If no man could become rich in Peru, no man could become poor.”

July 30, 2012

No movie last night: it was “spitting rain” as my mother would have said so my friends and I played games, ate inside and watched the Olympics. Today is still a bit damp, but I think the sun is making a decided effort to appear. The morning is a lot lighter than it’s been.

We’re still in South America, in Guayaquil, Ecuador. We got here on a small boat from Duran where the auto-bus had finished its run after scaring the heck out of us while showing us the most amazing sights. Guayaquil was hot, and the hotel we found had no screens so I was a mosquito magnet. I don’t remember anything about the city. I just remember swatting and scratching all night. We stayed only a day as the city was really planned as a transit stop. The next day we took another local bus toward the border, and the people were again most accommodating in the passport transfer from the back to the front. We got to the Ecuadorian/Peruvian border too late to cross so we had to stay in Ecuador overnight. That border town reminded me of something out of an old western movie. People were walking out and about all night, and the cantinas were all open and crowded, mostly with men. Our hotel was right on the main drag, a cheap hotel right near the border. For a bathroom it had a hole which necessitated good aim. The hole was out back.

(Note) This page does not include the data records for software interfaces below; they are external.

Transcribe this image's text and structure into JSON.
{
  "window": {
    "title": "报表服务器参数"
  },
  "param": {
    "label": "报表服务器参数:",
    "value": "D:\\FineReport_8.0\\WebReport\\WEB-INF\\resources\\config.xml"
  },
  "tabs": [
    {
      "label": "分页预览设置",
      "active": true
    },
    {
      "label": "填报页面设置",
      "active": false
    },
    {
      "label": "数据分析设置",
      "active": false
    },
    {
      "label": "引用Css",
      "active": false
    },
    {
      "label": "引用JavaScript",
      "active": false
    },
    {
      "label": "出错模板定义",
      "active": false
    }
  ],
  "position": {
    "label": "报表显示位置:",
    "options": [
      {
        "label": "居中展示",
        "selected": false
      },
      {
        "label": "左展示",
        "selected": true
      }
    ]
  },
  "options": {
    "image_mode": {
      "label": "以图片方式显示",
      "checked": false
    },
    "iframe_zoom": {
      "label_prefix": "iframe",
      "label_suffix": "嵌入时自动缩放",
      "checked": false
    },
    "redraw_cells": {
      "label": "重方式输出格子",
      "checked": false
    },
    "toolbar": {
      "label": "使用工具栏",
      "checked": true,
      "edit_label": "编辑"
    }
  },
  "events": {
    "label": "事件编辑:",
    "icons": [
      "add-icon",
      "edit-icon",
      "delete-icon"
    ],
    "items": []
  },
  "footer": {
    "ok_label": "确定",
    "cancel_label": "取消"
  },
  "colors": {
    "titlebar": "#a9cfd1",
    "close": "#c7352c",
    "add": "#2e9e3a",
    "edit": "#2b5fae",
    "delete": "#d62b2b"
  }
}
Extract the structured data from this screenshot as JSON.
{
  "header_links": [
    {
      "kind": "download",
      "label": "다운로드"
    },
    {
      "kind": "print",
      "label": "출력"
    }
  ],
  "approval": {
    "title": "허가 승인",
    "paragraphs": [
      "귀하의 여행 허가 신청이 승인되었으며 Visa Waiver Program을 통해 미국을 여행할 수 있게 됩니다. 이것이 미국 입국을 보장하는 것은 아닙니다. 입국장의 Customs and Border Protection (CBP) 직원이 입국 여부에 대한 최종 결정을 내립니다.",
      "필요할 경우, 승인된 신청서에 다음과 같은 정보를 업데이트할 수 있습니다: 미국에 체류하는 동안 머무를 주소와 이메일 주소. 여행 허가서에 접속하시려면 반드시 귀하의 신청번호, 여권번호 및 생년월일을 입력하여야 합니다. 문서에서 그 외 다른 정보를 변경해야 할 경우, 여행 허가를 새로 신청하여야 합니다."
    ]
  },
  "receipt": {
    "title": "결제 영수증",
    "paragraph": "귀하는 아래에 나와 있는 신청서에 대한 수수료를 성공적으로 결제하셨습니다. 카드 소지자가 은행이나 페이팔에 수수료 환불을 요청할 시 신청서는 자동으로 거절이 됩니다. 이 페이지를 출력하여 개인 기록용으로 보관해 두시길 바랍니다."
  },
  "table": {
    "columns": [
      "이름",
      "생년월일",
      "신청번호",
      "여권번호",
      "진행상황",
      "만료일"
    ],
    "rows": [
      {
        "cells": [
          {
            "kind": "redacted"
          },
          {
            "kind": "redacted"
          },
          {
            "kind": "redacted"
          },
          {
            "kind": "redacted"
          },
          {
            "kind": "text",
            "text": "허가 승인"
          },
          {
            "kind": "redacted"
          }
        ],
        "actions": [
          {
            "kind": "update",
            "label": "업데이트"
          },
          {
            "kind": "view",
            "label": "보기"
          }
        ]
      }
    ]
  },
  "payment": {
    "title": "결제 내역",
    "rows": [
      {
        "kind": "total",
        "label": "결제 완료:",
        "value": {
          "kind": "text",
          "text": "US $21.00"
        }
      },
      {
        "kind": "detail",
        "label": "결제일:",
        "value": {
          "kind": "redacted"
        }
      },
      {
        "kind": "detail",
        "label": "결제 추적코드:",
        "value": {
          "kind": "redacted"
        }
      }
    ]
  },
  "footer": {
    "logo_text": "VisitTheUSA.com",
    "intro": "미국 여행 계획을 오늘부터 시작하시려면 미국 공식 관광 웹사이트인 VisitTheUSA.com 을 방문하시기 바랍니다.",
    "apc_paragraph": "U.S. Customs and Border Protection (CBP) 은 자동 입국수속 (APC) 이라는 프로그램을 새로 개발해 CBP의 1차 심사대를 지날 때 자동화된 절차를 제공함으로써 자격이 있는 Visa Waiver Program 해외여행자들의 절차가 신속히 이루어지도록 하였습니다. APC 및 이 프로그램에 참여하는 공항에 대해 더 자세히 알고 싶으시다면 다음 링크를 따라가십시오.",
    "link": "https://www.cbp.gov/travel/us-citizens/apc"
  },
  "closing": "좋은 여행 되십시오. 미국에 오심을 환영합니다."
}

Because I had not slept the night before, I fell sleep right away and heard nothing. My friend was awake most of the night because of the noise and the people walking by our room right on the street. She was a bit frightened by the thought of our room being so central so I think staying up was really a sort of guard duty for her. The next morning we got breakfast and changed dollars into Peruvian sol as the rate was so much cheaper in Ecuador. We got double what we would have gotten into Peru, and knowing we were heading to Machu Picchu, we changed a lot of money. The two of us walked through the border into the first building, passport control. Signs were all over about the amount of Peruvian money you could bring into the country. We were way over the limit. We noticed clothes flung over a screen and realized someone was really being searched. My friend immediately started to panic as we had hidden a lot of money in our bras. I told her to write down on the entry form an amount of money above the limit so we looked honest. That worked. We got a lecture but that was all. The next building was to prove we had a ticket out of Peru before we could come into Peru. Anyone who didn’t was directed to a small building where they were forced to buy bus tickets they’d probably never use. I realized the guy checking tickets spoke no English so I gave him the sheaf of plane tickets, and he flipped through the pile and let me go. I told him my friend was with me, and he hand gestured her a wave out of the building as well. We boarded a bus to Lima.

More tomorrow if you don’t mind.